The required output is all lines below that contain the word "more".

Data entries:

▶

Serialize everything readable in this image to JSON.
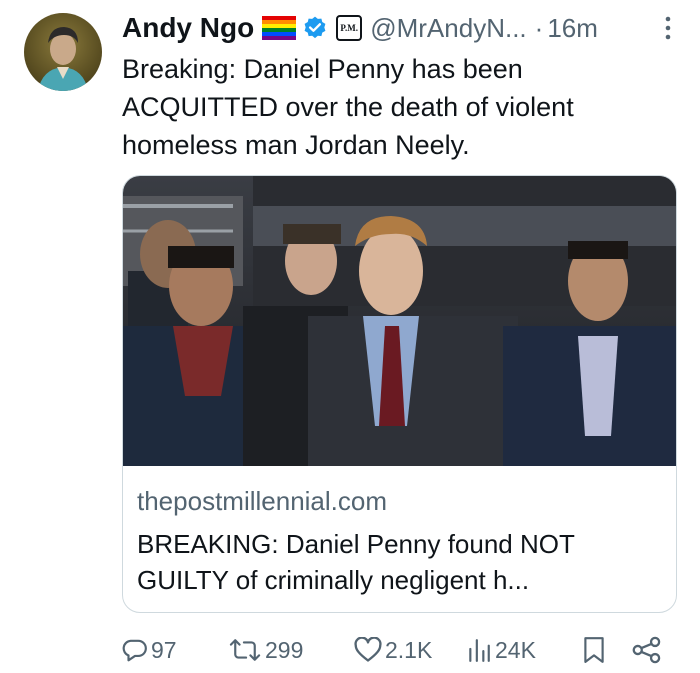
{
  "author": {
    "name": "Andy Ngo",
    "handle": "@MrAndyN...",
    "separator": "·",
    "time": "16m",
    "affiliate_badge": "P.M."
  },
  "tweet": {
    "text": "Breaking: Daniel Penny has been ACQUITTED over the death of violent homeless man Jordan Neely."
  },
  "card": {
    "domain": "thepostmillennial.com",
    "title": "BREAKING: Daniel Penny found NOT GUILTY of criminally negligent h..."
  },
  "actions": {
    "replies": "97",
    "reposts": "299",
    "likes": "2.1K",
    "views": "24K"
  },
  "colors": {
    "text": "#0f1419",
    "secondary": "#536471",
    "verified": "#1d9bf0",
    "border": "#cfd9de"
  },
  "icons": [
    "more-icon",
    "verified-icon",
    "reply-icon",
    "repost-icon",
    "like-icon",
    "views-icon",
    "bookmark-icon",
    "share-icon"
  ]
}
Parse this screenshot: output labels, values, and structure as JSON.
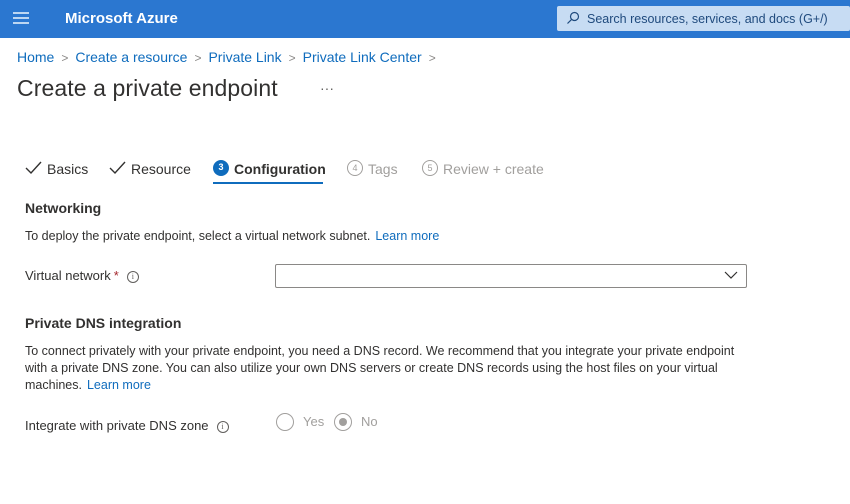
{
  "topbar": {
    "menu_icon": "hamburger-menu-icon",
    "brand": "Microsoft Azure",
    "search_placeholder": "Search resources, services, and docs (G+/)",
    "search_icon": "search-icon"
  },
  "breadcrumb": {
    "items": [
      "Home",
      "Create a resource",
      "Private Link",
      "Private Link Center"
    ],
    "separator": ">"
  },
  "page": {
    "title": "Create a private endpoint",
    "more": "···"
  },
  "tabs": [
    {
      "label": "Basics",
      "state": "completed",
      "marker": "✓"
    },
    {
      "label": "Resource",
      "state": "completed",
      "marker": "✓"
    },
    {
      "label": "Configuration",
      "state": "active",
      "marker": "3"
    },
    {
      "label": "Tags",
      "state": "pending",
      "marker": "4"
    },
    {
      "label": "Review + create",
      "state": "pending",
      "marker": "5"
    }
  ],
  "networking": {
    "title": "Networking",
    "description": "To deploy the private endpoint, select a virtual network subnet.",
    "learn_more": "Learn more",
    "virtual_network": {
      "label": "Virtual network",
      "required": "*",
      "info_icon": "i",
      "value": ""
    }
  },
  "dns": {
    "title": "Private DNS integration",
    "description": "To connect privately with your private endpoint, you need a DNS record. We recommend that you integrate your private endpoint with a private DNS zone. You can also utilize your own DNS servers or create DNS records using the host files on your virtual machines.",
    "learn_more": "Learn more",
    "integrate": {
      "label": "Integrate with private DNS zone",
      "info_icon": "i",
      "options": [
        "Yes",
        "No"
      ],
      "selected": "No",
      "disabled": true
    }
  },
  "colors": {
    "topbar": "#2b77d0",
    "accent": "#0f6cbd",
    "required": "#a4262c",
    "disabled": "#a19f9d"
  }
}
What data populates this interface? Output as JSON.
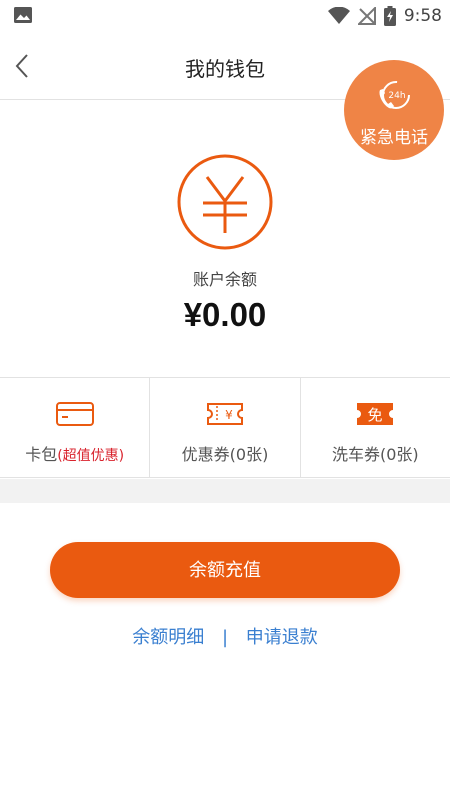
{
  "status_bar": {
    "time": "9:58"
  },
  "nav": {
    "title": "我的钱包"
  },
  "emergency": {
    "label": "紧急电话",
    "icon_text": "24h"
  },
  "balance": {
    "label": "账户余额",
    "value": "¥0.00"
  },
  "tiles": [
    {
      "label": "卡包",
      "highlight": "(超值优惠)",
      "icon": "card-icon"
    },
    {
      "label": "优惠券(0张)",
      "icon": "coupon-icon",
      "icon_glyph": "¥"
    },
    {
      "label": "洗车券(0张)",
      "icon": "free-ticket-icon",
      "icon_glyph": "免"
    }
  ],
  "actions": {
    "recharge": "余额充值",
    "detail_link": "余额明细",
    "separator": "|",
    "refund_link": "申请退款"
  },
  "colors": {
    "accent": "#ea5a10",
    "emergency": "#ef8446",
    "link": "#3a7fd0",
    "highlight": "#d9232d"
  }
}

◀

* _EXPECTED ANSWER_
    "more-icon",
    "more": "···"
    "learn_more": "Learn more",
    "learn_more": "Learn more",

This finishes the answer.